Professor Andrew Steane
Cuts threaten a great library
As Deputy Chair of the Writers’ Guild of Great Britain and as someone who lives in and loves the great city of Birmingham, I am only too well aware of the crisis facing our libraries (“The great British library betrayal”, 18 December).
Just over a year after fellow Birmingham resident Malala Yousafzai opened the Library of Birmingham to great fanfare, it is facing savage cuts that would see the loss of 100 of its 188 staff and opening times cut from 73 to 40 hours a week.
In its short time the library has become a focus of every kind of artistic, educational and media work that goes on in this diverse and youthful city. It is not just a jewel in Birmingham’s crown, but as the largest and busiest library in Europe it is already one of the UK’s most successful and best-loved cultural institutions.
To see it gutted in this way would indeed be a betrayal: a betrayal of our young people, of our sense of civil pride and of the ideals and principles that saw the library built in the first place.
Only a few weeks ago George Osborne saw fit to award Manchester £78m for a new “flexible arts space” for the International Festival. Good for Manchester. But this makes no sense if other equally valuable institutions, not to mention the network of smaller community libraries, are allowed to wither away. It is time for the Government to show the same kind of financial commitment to our libraries, not least the Library of Birmingham, one of the greatest libraries in the world.
Mandy Rice-Davies, radical reformer
Too young to understand the Profumo scandal at the time, but growing up in its aftermath, I think both Andy McSmith and Geoffrey Robertson (20 December) may have missed Mandy Rice-Davies’ enduring legacy as a radical social reformer.
Thanks to her pithy words, when a (mature, white, male) pillar of the Establishment says one thing and an 18-year old model says something else, we now stop to wonder which one may be telling the truth.
Newcastle upon Tyne

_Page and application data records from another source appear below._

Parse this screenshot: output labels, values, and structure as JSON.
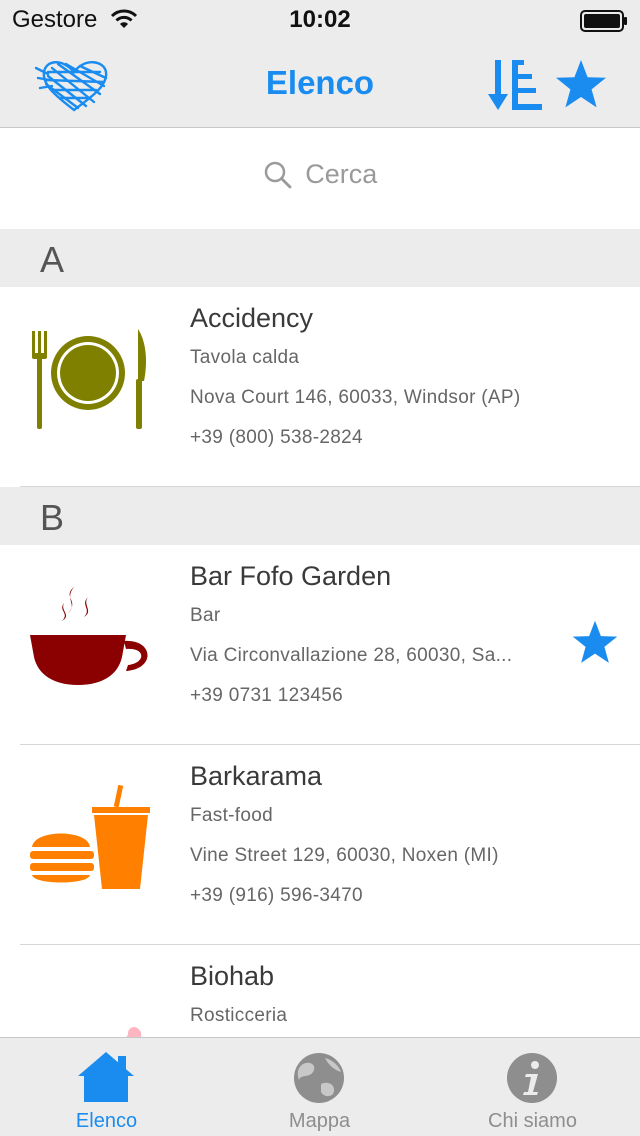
{
  "status_bar": {
    "carrier": "Gestore",
    "time": "10:02"
  },
  "nav": {
    "title": "Elenco",
    "accent_color": "#1a8cf0"
  },
  "search": {
    "placeholder": "Cerca"
  },
  "sections": [
    {
      "letter": "A",
      "items": [
        {
          "name": "Accidency",
          "category": "Tavola calda",
          "address": "Nova Court 146, 60033, Windsor (AP)",
          "phone": "+39 (800) 538-2824",
          "icon": "plate-cutlery-icon",
          "icon_color": "#808000",
          "favorite": false
        }
      ]
    },
    {
      "letter": "B",
      "items": [
        {
          "name": "Bar Fofo Garden",
          "category": "Bar",
          "address": "Via Circonvallazione 28, 60030, Sa...",
          "phone": "+39 0731 123456",
          "icon": "coffee-cup-icon",
          "icon_color": "#8b0000",
          "favorite": true
        },
        {
          "name": "Barkarama",
          "category": "Fast-food",
          "address": "Vine Street 129, 60030, Noxen (MI)",
          "phone": "+39 (916) 596-3470",
          "icon": "burger-drink-icon",
          "icon_color": "#ff8000",
          "favorite": false
        },
        {
          "name": "Biohab",
          "category": "Rosticceria",
          "address": "",
          "phone": "",
          "icon": "roast-meat-icon",
          "icon_color": "#ffb6c1",
          "favorite": false
        }
      ]
    }
  ],
  "tabs": [
    {
      "label": "Elenco",
      "icon": "home-icon",
      "active": true
    },
    {
      "label": "Mappa",
      "icon": "globe-icon",
      "active": false
    },
    {
      "label": "Chi siamo",
      "icon": "info-icon",
      "active": false
    }
  ]
}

Your report on the death of Mandy Rice Davies refers to her having slept with “dumpy, balding, middle aged” Peter Rachman, with the inference it was his money which attracted her. That may be true, but it is still insulting to those of us who have those attributes and are poor with it.
Wildlife sites need more protection
I fully support the Wildlife Trust’s call for more protection for Local Wildlife Sites. With increasing population pressures and climate change, all Sites of Importance for Nature Conservation (Sincs) urgently need more protection if they are not to be lost (“Local wildlife sites not protected by statute are being ruined by development, warns report”, 22 December).
Some of South-east England’s most important conservation sites, such as the ancient woodlands of Epping Forest and Burnham Beeches, which we manage, are protected by law under our Open Spaces Acts. But too many locally important green spaces don’t meet the criteria for designation as either Sites of Special Scientific Interest or Sincs, so they are dependent for their protection on local planning authorities, which are now under huge financial strain.
Director of Open Spaces, City of London Corporation
Perhaps other readers might challenge my locality for the 2014 “This Green and Pleasant Land” nominations? Rules: developments must be within a mile of your home and be on greenfield sites.
Here in Calow, we have an in-vessel composting facility on country park land, two housing developments, a rejected application for fracking now going to appeal and proposed 20 acres of solar panels. HS2 is scheduled to pass us but just over a mile away.
Passengers miss the fuel price cut
Why is it that airlines, such as British Airways, are still imposing on passengers a fuel surcharge on flights (now sneakily renamed a “carrier imposed charge”) when fuel prices are so low?
A thriller from North Korea
The Sony imbroglio – cyber attack, weird dictator, vendetta, blackmail, capitulation – has all the makings of a Hollywood movie. Is somebody making it?
Dr John Doherty